Minnesota is a cold state. There’s simply no two ways about it. Minnesota is also a state that caters to cold weather sports like hockey. Unfortunately, super cold weather and sports aren’t a great combination. It’s one of the reasons Minnesota has so many skating rinks. You can enjoy ice skating without dealing with 5 degree weather.
Just after Christmas I picked up ice skates for myself and the kids. I’ve been trying to teach them how to skate. John swears he’s going to play hockey when he’s older. Now, with Minnesota being a hockey state, it’s tough to find rink time for free skating. Usually rink time is reserved for hockey games and hockey practice. One place that is dedicated to free skating is The Depot It’s pricey at $8 for adults, $6 for kids of ALL ages and $4 for parking. The Depot is connected to the Renaissance Hotel and an underground parking lot. By connected, I mean you can literally access the rink without ever having to step outside. Smart, right? I mean, if you’re a hotel guest, you’ll never have to step out into the nearly 0 temperatures of a Minnesota winter.
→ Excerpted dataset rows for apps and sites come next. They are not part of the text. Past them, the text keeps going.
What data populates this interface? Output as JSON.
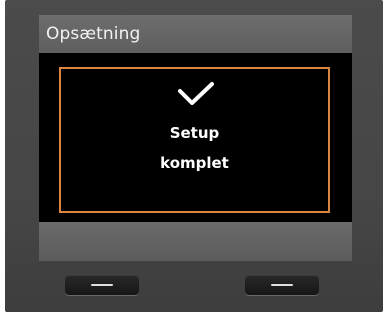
{
  "header": {
    "title": "Opsætning"
  },
  "message": {
    "icon": "checkmark-icon",
    "line1": "Setup",
    "line2": "komplet"
  },
  "colors": {
    "accent_border": "#d9843f",
    "header_bg": "#656565",
    "content_bg": "#000000",
    "text": "#ffffff"
  },
  "hardware_keys": [
    {
      "name": "left-softkey",
      "icon": "dash-icon"
    },
    {
      "name": "right-softkey",
      "icon": "dash-icon"
    }
  ]
}
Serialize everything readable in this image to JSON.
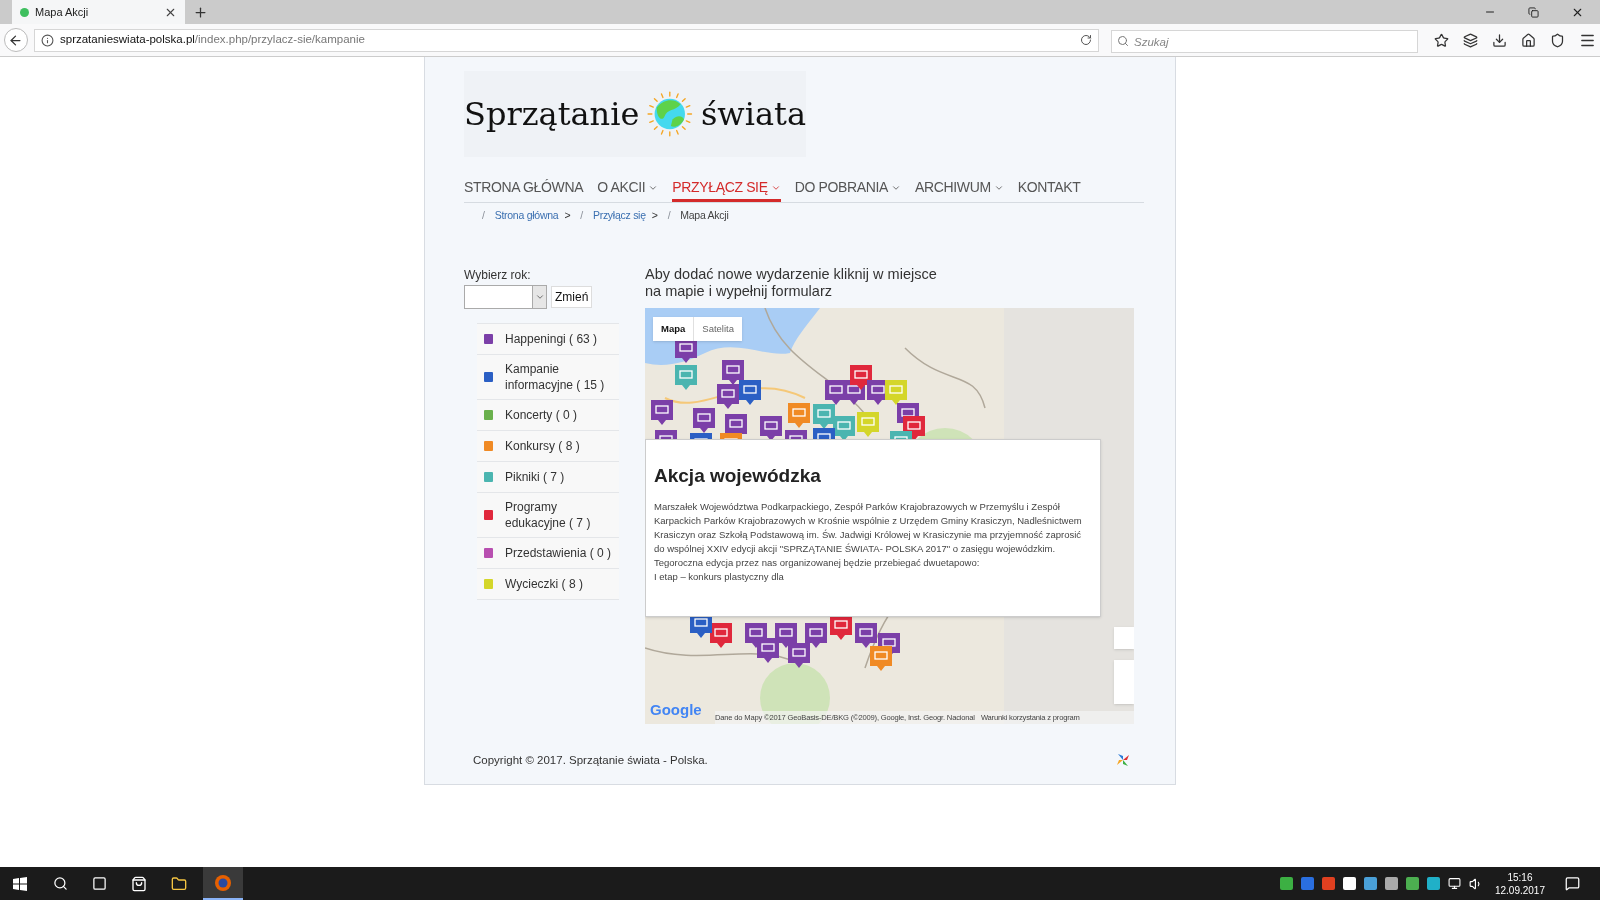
{
  "browser": {
    "tab": {
      "title": "Mapa Akcji"
    },
    "url": {
      "domain": "sprzatanieswiata-polska.pl",
      "path": "/index.php/przylacz-sie/kampanie"
    },
    "search": {
      "placeholder": "Szukaj"
    }
  },
  "logo": {
    "text_left": "Sprzątanie",
    "text_right": "świata"
  },
  "nav": [
    {
      "label": "STRONA GŁÓWNA",
      "dropdown": false,
      "selected": false
    },
    {
      "label": "O AKCII",
      "dropdown": true,
      "selected": false
    },
    {
      "label": "PRZYŁĄCZ SIĘ",
      "dropdown": true,
      "selected": true
    },
    {
      "label": "DO POBRANIA",
      "dropdown": true,
      "selected": false
    },
    {
      "label": "ARCHIWUM",
      "dropdown": true,
      "selected": false
    },
    {
      "label": "KONTAKT",
      "dropdown": false,
      "selected": false
    }
  ],
  "breadcrumb": [
    {
      "divider": "/",
      "label": "Strona główna",
      "link": true,
      "separator": ">"
    },
    {
      "divider": "/",
      "label": "Przyłącz się",
      "link": true,
      "separator": ">"
    },
    {
      "divider": "/",
      "label": "Mapa Akcji",
      "link": false
    }
  ],
  "year_filter": {
    "label": "Wybierz rok:",
    "button": "Zmień"
  },
  "legend": [
    {
      "label": "Happeningi ( 63 )",
      "color": "#7b3fa8"
    },
    {
      "label": "Kampanie informacyjne ( 15 )",
      "color": "#2b5fc4"
    },
    {
      "label": "Koncerty ( 0 )",
      "color": "#6ab04c"
    },
    {
      "label": "Konkursy ( 8 )",
      "color": "#f08a24"
    },
    {
      "label": "Pikniki ( 7 )",
      "color": "#4bb5b0"
    },
    {
      "label": "Programy edukacyjne ( 7 )",
      "color": "#e0283c"
    },
    {
      "label": "Przedstawienia ( 0 )",
      "color": "#b84fb0"
    },
    {
      "label": "Wycieczki ( 8 )",
      "color": "#d4d62a"
    }
  ],
  "map": {
    "heading": "Aby dodać nowe wydarzenie kliknij w miejsce na mapie i wypełnij formularz",
    "type_tabs": [
      {
        "label": "Mapa",
        "selected": true
      },
      {
        "label": "Satelita",
        "selected": false
      }
    ],
    "popup": {
      "title": "Akcja wojewódzka",
      "paragraphs": [
        "Marszałek Województwa Podkarpackiego, Zespół Parków Krajobrazowych w Przemyślu i Zespół Karpackich Parków Krajobrazowych w Krośnie wspólnie z Urzędem Gminy Krasiczyn, Nadleśnictwem Krasiczyn oraz Szkołą Podstawową im. Św. Jadwigi Królowej w Krasiczynie ma przyjemność zaprosić do wspólnej XXIV edycji akcji \"SPRZĄTANIE ŚWIATA- POLSKA 2017\" o zasięgu wojewódzkim.",
        "Tegoroczna edycja przez nas organizowanej będzie przebiegać dwuetapowo:",
        "I etap – konkurs plastyczny dla"
      ]
    },
    "logo": "Google",
    "attribution": "Dane do Mapy ©2017 GeoBasis-DE/BKG (©2009), Google, Inst. Geogr. Nacional",
    "terms": "Warunki korzystania z program"
  },
  "footer": {
    "copyright": "Copyright © 2017. Sprzątanie świata - Polska."
  },
  "taskbar": {
    "time": "15:16",
    "date": "12.09.2017"
  }
}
Well, imagine my surprise when yesterday, we found the door connecting the warm hotel to the rink, closed. Not just closed, locked. We and several other families were perplexed. A Depot employee came out to inform the group that the doors were locked and we would all need to go outside and use the alternate entrance. More than a few families were miffed. Given the lack of warm winter clothes I guessed many of them were hotel guests; we weren’t obviously. We stepped outside, braved the old (8 degrees today) and used the alternate entrance.
I asked the woman collecting the entrance fees what the deal was with the locked doors. She was exasperated and very clearly stated:
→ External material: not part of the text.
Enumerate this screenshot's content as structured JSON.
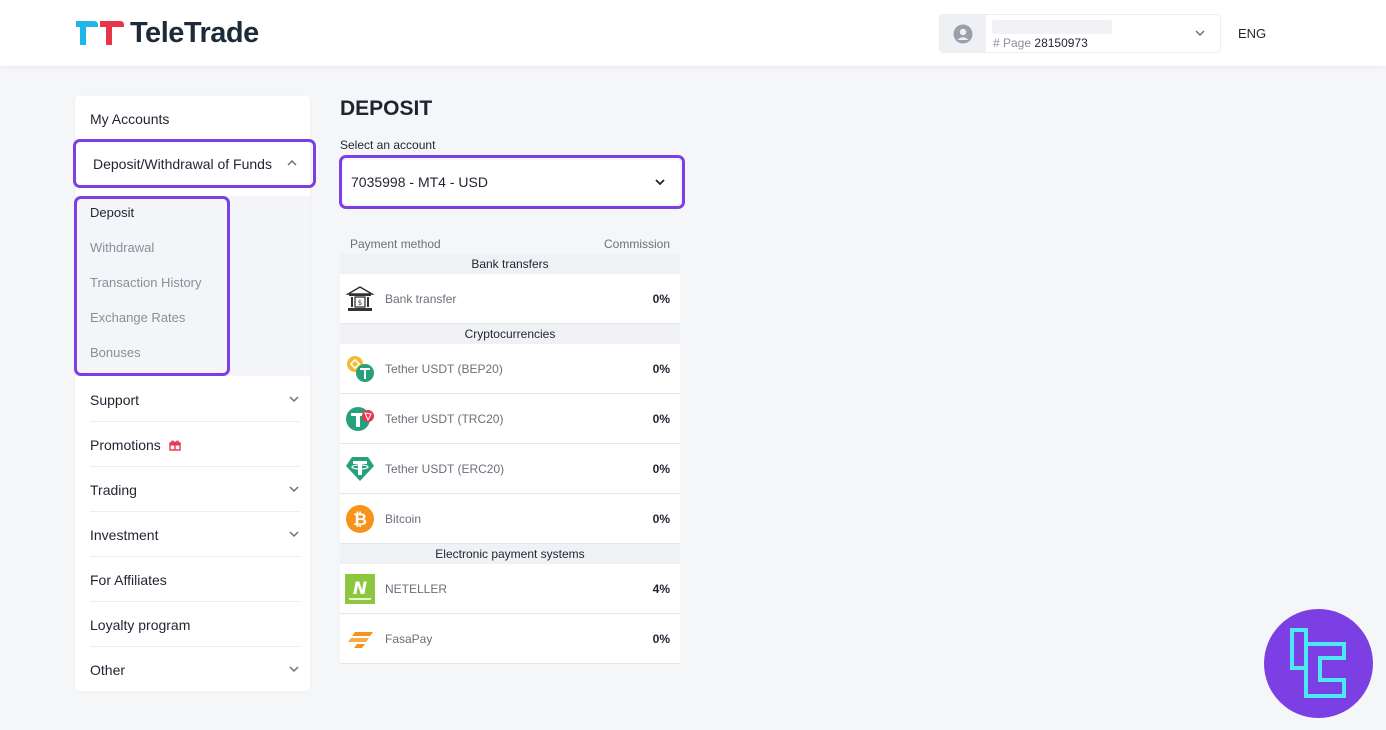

1. It wasn’t her call
2. She thinks it’s “silly”
3. Management decided to enact the new policy to minimize the chance of someone sneaking in and skating for free
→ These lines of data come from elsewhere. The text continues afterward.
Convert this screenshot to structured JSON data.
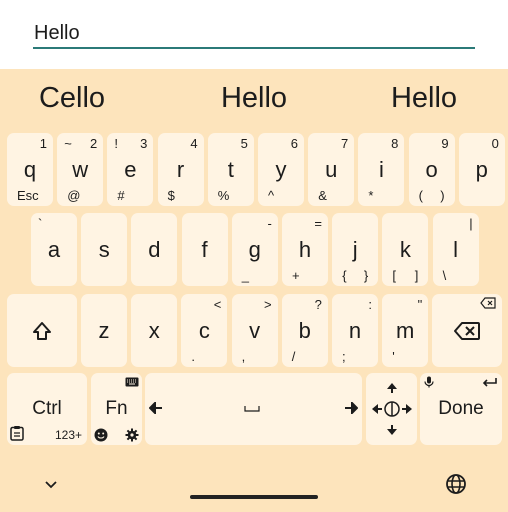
{
  "input": {
    "value": "Hello"
  },
  "suggestions": [
    "Cello",
    "Hello",
    "Hello"
  ],
  "row1": [
    {
      "main": "q",
      "tr": "1",
      "bl": "Esc"
    },
    {
      "main": "w",
      "tl": "~",
      "tr": "2",
      "bl": "@"
    },
    {
      "main": "e",
      "tl": "!",
      "tr": "3",
      "bl": "#"
    },
    {
      "main": "r",
      "tr": "4",
      "bl": "$"
    },
    {
      "main": "t",
      "tr": "5",
      "bl": "%"
    },
    {
      "main": "y",
      "tr": "6",
      "bl": "^"
    },
    {
      "main": "u",
      "tr": "7",
      "bl": "&"
    },
    {
      "main": "i",
      "tr": "8",
      "bl": "*"
    },
    {
      "main": "o",
      "tr": "9",
      "bl": "(",
      "br": ")"
    },
    {
      "main": "p",
      "tr": "0"
    }
  ],
  "row2": [
    {
      "main": "a",
      "tl": "`"
    },
    {
      "main": "s"
    },
    {
      "main": "d"
    },
    {
      "main": "f"
    },
    {
      "main": "g",
      "tr": "-",
      "bl": "_"
    },
    {
      "main": "h",
      "tr": "=",
      "bl": "+"
    },
    {
      "main": "j",
      "bl": "{",
      "br": "}"
    },
    {
      "main": "k",
      "bl": "[",
      "br": "]"
    },
    {
      "main": "l",
      "tr": "|",
      "bl": "\\"
    }
  ],
  "row3": [
    {
      "main": "z"
    },
    {
      "main": "x"
    },
    {
      "main": "c",
      "tr": "<",
      "bl": "."
    },
    {
      "main": "v",
      "tr": ">",
      "bl": ","
    },
    {
      "main": "b",
      "tr": "?",
      "bl": "/"
    },
    {
      "main": "n",
      "tr": ":",
      "bl": ";"
    },
    {
      "main": "m",
      "tr": "\"",
      "bl": "'"
    }
  ],
  "bottom": {
    "ctrl": "Ctrl",
    "fn": "Fn",
    "num": "123+",
    "done": "Done"
  },
  "colors": {
    "background": "#fde4bc",
    "key": "#fff4e3",
    "accent": "#2b7a78"
  }
}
The employee and I both agreed that the likelihood someone would sneak in was minimal. Not only would you need to sneak in, but even if you did, you’d stick out pretty bad since all skaters receive a wristband after paying. She encouraged me to voice my complaint to “management” and encourage others to do so, as well. I couldn’t find management.
Think about this situation. For the 1 or 2 people a day who might sneak in (a $16 loss in revenue) The Depot grossly inconveniences 100s of paying customers. If more than 2 people, because of the new policy, choose to go elsewhere, The Depot loses more revenue than they would have had they not enacted the policy.
This is a great example of seeing the tree, but completely missing the forest. In the scope of the big picture this makes no sense. In the scope of the “problem” it makes lots of sense. As we think about the challenges we face every day in our companies and our personally lives, we need to remember to see both the trees and the forest.